If Sweden, which has not locked down its economy and society, emerges with a death toll from COVID-19 that is somewhere in the middle of the pack of European countries, there is going to be a lot of recrimination, particularly against those who have tried to silence any discussion about the true extent of the threat that COVID-19 actually poses
In a word: Sweden. What happens if they pull this off? What happens if it turns out that we could have coped with COVID-19 without collapsing entire sectors of the economy putting millions on the dole, and imposing some of the most draconian restrictions on civil liberties in living memory?
Sweden has not closed the bars. Shopping malls are open. Schools and companies are open too. There are some restrictions such as on gatherings of over 500 people. But, in comparison with most European countries, life in Sweden is relatively normal.
Right now, Sweden’s death rate from coronavirus is 33 per million of the population. In France it is 83. In Italy it is 230. In Britain it is 43. In the Netherlands it is 78.
In the United States the number of deaths per million of the population is 18, but many argue that the outbreak in America took off later, and European levels of fatality from the virus are on their way. We shall see.
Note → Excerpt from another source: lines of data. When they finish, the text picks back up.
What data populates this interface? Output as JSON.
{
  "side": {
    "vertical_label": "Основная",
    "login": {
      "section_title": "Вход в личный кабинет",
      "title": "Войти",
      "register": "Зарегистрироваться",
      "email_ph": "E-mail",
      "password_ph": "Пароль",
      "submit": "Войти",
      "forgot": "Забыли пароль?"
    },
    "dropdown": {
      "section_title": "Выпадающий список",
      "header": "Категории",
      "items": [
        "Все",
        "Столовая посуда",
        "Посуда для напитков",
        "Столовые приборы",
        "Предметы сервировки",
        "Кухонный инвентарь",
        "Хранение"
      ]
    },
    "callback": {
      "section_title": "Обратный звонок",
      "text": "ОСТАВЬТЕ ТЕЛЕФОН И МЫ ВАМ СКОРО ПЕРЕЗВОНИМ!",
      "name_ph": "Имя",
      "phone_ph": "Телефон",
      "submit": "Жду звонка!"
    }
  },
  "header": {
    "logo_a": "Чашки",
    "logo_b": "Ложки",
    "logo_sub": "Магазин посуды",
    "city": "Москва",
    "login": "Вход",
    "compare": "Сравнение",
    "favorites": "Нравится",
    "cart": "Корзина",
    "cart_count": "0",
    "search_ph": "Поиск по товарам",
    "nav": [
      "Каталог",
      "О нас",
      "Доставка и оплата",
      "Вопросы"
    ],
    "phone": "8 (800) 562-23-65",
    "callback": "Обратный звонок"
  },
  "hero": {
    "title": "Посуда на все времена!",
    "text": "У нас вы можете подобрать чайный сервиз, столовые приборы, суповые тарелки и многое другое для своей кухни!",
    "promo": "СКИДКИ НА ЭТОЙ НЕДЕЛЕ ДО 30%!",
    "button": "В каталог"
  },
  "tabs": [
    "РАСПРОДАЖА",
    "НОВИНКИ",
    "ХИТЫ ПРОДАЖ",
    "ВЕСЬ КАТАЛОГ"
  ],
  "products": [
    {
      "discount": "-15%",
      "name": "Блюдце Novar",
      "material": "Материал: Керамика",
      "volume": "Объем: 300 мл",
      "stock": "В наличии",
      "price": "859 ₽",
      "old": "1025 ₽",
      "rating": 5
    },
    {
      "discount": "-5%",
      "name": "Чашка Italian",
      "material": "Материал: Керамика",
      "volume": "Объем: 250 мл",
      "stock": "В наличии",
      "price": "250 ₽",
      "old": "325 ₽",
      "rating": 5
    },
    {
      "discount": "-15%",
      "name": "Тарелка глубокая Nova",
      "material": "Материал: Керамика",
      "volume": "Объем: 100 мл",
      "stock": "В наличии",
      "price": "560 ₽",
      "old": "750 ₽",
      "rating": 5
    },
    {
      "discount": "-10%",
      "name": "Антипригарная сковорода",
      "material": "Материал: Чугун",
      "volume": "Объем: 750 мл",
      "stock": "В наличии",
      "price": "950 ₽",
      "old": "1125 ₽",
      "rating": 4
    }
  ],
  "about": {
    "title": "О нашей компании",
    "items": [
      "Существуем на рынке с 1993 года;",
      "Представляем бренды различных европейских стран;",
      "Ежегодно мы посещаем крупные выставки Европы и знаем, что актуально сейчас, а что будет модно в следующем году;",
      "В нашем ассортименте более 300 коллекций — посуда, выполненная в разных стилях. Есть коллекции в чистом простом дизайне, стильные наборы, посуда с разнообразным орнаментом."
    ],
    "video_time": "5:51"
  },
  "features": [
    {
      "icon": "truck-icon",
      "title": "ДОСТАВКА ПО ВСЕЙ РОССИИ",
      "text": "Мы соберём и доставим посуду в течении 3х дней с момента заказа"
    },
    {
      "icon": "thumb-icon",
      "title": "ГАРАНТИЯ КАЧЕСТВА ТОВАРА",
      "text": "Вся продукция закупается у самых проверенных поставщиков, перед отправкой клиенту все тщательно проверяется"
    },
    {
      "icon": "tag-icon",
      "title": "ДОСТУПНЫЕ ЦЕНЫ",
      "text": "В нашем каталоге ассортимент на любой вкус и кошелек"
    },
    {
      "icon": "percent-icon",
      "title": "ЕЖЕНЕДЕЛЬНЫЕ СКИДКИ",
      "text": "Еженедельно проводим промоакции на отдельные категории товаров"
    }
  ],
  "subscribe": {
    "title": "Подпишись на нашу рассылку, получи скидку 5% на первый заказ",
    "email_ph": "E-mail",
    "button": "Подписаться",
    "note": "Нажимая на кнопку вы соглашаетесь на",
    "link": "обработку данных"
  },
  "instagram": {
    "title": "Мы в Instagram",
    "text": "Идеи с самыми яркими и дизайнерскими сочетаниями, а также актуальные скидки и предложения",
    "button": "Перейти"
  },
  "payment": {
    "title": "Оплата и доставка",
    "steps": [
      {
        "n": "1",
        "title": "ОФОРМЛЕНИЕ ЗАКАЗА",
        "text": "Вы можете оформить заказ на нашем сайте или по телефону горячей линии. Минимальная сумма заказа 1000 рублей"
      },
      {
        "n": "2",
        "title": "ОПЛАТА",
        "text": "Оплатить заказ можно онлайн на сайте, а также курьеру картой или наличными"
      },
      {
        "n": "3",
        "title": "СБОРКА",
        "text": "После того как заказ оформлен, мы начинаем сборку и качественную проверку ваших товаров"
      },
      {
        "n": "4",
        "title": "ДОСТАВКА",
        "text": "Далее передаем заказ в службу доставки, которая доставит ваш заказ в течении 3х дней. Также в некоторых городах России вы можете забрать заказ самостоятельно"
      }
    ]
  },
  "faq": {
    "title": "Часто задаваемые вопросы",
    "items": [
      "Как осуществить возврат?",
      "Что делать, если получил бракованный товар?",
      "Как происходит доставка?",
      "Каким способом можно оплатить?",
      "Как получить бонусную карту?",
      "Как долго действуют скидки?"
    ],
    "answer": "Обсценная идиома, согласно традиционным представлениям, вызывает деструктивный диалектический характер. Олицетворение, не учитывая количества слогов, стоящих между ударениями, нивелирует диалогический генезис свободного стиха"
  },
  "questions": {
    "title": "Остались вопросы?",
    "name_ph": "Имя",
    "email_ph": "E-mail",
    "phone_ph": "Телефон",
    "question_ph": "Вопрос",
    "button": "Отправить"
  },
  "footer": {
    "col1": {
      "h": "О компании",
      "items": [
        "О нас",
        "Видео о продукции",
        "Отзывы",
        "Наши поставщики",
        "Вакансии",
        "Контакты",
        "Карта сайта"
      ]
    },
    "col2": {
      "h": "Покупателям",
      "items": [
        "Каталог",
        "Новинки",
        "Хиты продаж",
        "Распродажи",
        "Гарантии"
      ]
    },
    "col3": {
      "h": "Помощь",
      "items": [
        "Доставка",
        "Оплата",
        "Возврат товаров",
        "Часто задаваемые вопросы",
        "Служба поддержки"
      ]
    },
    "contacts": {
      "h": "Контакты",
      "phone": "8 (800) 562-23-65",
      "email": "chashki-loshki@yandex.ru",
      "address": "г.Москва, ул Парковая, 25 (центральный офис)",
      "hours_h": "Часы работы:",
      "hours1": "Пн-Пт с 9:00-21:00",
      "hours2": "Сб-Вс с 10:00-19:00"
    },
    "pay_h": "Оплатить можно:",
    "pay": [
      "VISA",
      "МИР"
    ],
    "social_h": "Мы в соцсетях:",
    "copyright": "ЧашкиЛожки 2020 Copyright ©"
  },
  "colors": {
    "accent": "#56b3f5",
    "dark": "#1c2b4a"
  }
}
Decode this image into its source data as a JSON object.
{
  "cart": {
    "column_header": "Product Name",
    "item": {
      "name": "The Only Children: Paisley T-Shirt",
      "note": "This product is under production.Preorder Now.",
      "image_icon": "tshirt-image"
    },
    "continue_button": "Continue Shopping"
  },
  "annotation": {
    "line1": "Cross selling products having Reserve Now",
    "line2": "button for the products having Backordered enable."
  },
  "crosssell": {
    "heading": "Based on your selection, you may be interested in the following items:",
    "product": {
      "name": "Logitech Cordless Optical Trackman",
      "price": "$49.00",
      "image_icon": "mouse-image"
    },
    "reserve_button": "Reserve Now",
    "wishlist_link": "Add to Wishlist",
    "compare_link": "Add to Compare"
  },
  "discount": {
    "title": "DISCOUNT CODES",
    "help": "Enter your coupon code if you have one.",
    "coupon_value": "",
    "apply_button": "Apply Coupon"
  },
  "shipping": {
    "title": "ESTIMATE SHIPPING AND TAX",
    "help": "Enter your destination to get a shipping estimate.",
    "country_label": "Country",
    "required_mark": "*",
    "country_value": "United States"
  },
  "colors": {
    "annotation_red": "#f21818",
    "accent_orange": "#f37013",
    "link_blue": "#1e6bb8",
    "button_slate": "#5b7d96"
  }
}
But, in any case, which levels of European fatality? The figures are all over the place. Partly this must be due to different ways in which the death toll is being counted.
In some countries, COVID-19 is being listed as the cause of death merely if it appears somewhere on the death certificate. In other words, you may have been days away from dying from terminal lung cancer, but if you had contracted COVID-19 in the meantime, your death will be listed in the overall COVID-19 fatality numbers. In other countries, it has to have been the single most obvious cause of death to make it into the same statistics.
Sweden appears to be in the latter category, which may be making their numbers look a little lower than in countries which list things differently. But probably not enough to radically change the comparisons.